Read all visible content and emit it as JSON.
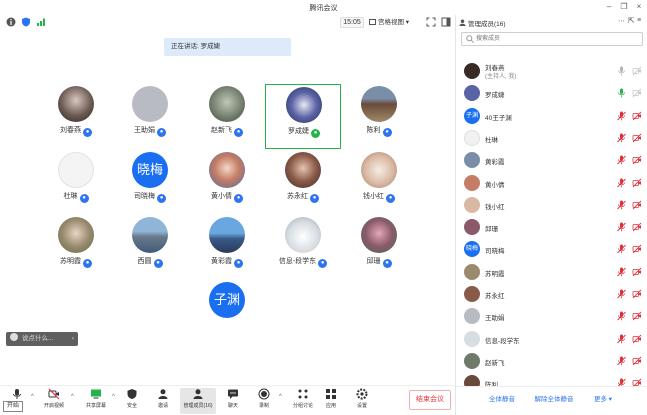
{
  "window": {
    "title": "腾讯会议"
  },
  "topbar": {
    "time": "15:05",
    "view_label": "宫格视图"
  },
  "speaker": {
    "label": "正在讲话: 罗成婕"
  },
  "chat": {
    "placeholder": "说点什么..."
  },
  "tiles": [
    {
      "name": "刘春燕",
      "avatar_text": "",
      "mic": "on"
    },
    {
      "name": "王助娟",
      "avatar_text": "",
      "mic": "on"
    },
    {
      "name": "赵新飞",
      "avatar_text": "",
      "mic": "on"
    },
    {
      "name": "罗成婕",
      "avatar_text": "",
      "mic": "speaking"
    },
    {
      "name": "陈利",
      "avatar_text": "",
      "mic": "on"
    },
    {
      "name": "杜琳",
      "avatar_text": "",
      "mic": "on"
    },
    {
      "name": "司晓梅",
      "avatar_text": "晓梅",
      "mic": "on"
    },
    {
      "name": "黄小倩",
      "avatar_text": "",
      "mic": "on"
    },
    {
      "name": "苏永红",
      "avatar_text": "",
      "mic": "on"
    },
    {
      "name": "钱小红",
      "avatar_text": "",
      "mic": "on"
    },
    {
      "name": "苏明霞",
      "avatar_text": "",
      "mic": "on"
    },
    {
      "name": "西圆",
      "avatar_text": "",
      "mic": "on"
    },
    {
      "name": "黄彩霞",
      "avatar_text": "",
      "mic": "on"
    },
    {
      "name": "信息-段学东",
      "avatar_text": "",
      "mic": "on"
    },
    {
      "name": "邱珊",
      "avatar_text": "",
      "mic": "on"
    },
    {
      "name": "",
      "avatar_text": "子渊",
      "mic": "none"
    }
  ],
  "toolbar": {
    "start_tip": "开始",
    "items": [
      "",
      "开启视频",
      "共享屏幕",
      "安全",
      "邀请",
      "管理成员(16)",
      "聊天",
      "录制",
      "分组讨论",
      "应用",
      "设置"
    ],
    "end_label": "结束会议"
  },
  "panel": {
    "title": "管理成员(16)",
    "search_placeholder": "搜索成员",
    "members": [
      {
        "name": "刘春燕",
        "sub": "(主持人, 我)",
        "avatar_text": "",
        "mic": "on"
      },
      {
        "name": "罗成婕",
        "sub": "",
        "avatar_text": "",
        "mic": "speaking"
      },
      {
        "name": "40王子渊",
        "sub": "",
        "avatar_text": "子渊",
        "mic": "off"
      },
      {
        "name": "杜琳",
        "sub": "",
        "avatar_text": "",
        "mic": "off"
      },
      {
        "name": "黄彩霞",
        "sub": "",
        "avatar_text": "",
        "mic": "off"
      },
      {
        "name": "黄小倩",
        "sub": "",
        "avatar_text": "",
        "mic": "off"
      },
      {
        "name": "钱小红",
        "sub": "",
        "avatar_text": "",
        "mic": "off"
      },
      {
        "name": "邱珊",
        "sub": "",
        "avatar_text": "",
        "mic": "off"
      },
      {
        "name": "司晓梅",
        "sub": "",
        "avatar_text": "晓梅",
        "mic": "off"
      },
      {
        "name": "苏明霞",
        "sub": "",
        "avatar_text": "",
        "mic": "off"
      },
      {
        "name": "苏永红",
        "sub": "",
        "avatar_text": "",
        "mic": "off"
      },
      {
        "name": "王助娟",
        "sub": "",
        "avatar_text": "",
        "mic": "off"
      },
      {
        "name": "信息-段学东",
        "sub": "",
        "avatar_text": "",
        "mic": "off"
      },
      {
        "name": "赵新飞",
        "sub": "",
        "avatar_text": "",
        "mic": "off"
      },
      {
        "name": "陈利",
        "sub": "",
        "avatar_text": "",
        "mic": "off"
      }
    ],
    "mute_all": "全体静音",
    "unmute_all": "解除全体静音",
    "more": "更多"
  },
  "colors": {
    "accent": "#1a6ff0",
    "speaking": "#26b24a",
    "muted": "#e0303a",
    "danger": "#e33333"
  }
}
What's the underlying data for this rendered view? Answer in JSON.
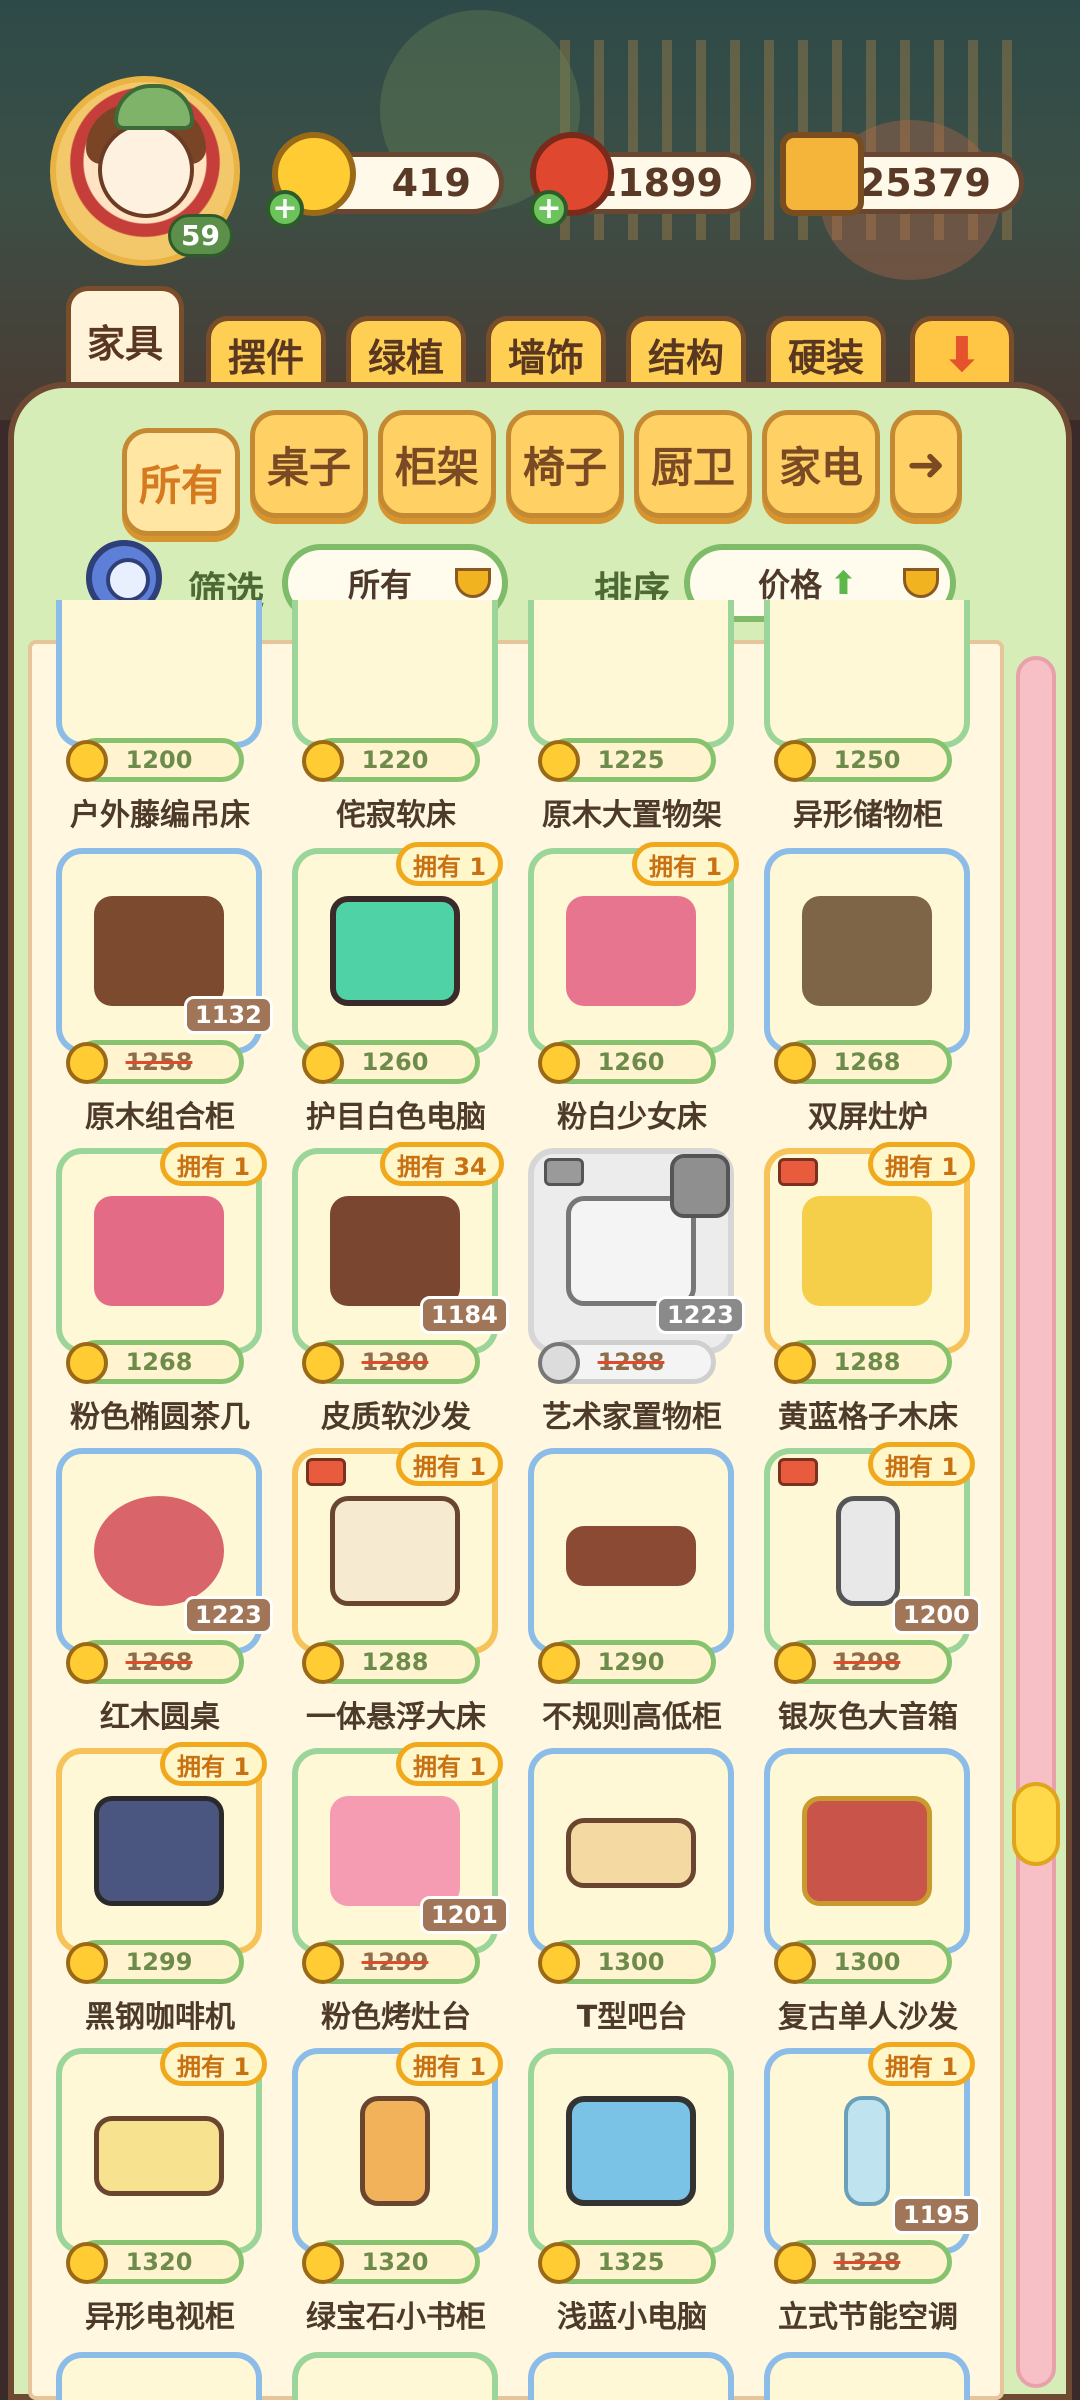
{
  "currencies": {
    "coins": "419",
    "peppers": "11899",
    "tickets": "25379"
  },
  "player": {
    "level": "59"
  },
  "category_tabs": [
    {
      "label": "家具",
      "active": true
    },
    {
      "label": "摆件"
    },
    {
      "label": "绿植"
    },
    {
      "label": "墙饰"
    },
    {
      "label": "结构"
    },
    {
      "label": "硬装"
    }
  ],
  "sub_tabs": [
    {
      "label": "所有",
      "active": true
    },
    {
      "label": "桌子"
    },
    {
      "label": "柜架"
    },
    {
      "label": "椅子"
    },
    {
      "label": "厨卫"
    },
    {
      "label": "家电"
    }
  ],
  "filter": {
    "label": "筛选",
    "value": "所有"
  },
  "sort": {
    "label": "排序",
    "value": "价格"
  },
  "items": [
    {
      "name": "户外藤编吊床",
      "price": "1200"
    },
    {
      "name": "侘寂软床",
      "price": "1220"
    },
    {
      "name": "原木大置物架",
      "price": "1225"
    },
    {
      "name": "异形储物柜",
      "price": "1250"
    },
    {
      "name": "原木组合柜",
      "price": "1258",
      "discount": "1132"
    },
    {
      "name": "护目白色电脑",
      "price": "1260",
      "owned": "拥有 1"
    },
    {
      "name": "粉白少女床",
      "price": "1260",
      "owned": "拥有 1"
    },
    {
      "name": "双屏灶炉",
      "price": "1268"
    },
    {
      "name": "粉色椭圆茶几",
      "price": "1268",
      "owned": "拥有 1"
    },
    {
      "name": "皮质软沙发",
      "price": "1280",
      "owned": "拥有 34",
      "discount": "1184"
    },
    {
      "name": "艺术家置物柜",
      "price": "1288",
      "discount": "1223"
    },
    {
      "name": "黄蓝格子木床",
      "price": "1288",
      "owned": "拥有 1"
    },
    {
      "name": "红木圆桌",
      "price": "1268",
      "discount": "1223"
    },
    {
      "name": "一体悬浮大床",
      "price": "1288",
      "owned": "拥有 1"
    },
    {
      "name": "不规则高低柜",
      "price": "1290"
    },
    {
      "name": "银灰色大音箱",
      "price": "1298",
      "owned": "拥有 1",
      "discount": "1200"
    },
    {
      "name": "黑钢咖啡机",
      "price": "1299",
      "owned": "拥有 1"
    },
    {
      "name": "粉色烤灶台",
      "price": "1299",
      "owned": "拥有 1",
      "discount": "1201"
    },
    {
      "name": "T型吧台",
      "price": "1300"
    },
    {
      "name": "复古单人沙发",
      "price": "1300"
    },
    {
      "name": "异形电视柜",
      "price": "1320",
      "owned": "拥有 1"
    },
    {
      "name": "绿宝石小书柜",
      "price": "1320",
      "owned": "拥有 1"
    },
    {
      "name": "浅蓝小电脑",
      "price": "1325"
    },
    {
      "name": "立式节能空调",
      "price": "1328",
      "owned": "拥有 1",
      "discount": "1195"
    }
  ],
  "colors": {
    "panel": "#d7edb8",
    "tab": "#ffcf54",
    "price_border": "#87c36e",
    "owned_border": "#f0a81d"
  },
  "icons": [
    "coin-icon",
    "pepper-icon",
    "ticket-icon",
    "plus-icon",
    "search-icon",
    "dropdown-icon",
    "arrow-down-icon",
    "arrow-right-icon",
    "truck-icon",
    "lock-icon"
  ]
}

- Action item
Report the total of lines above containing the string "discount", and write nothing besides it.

- Exercise output
7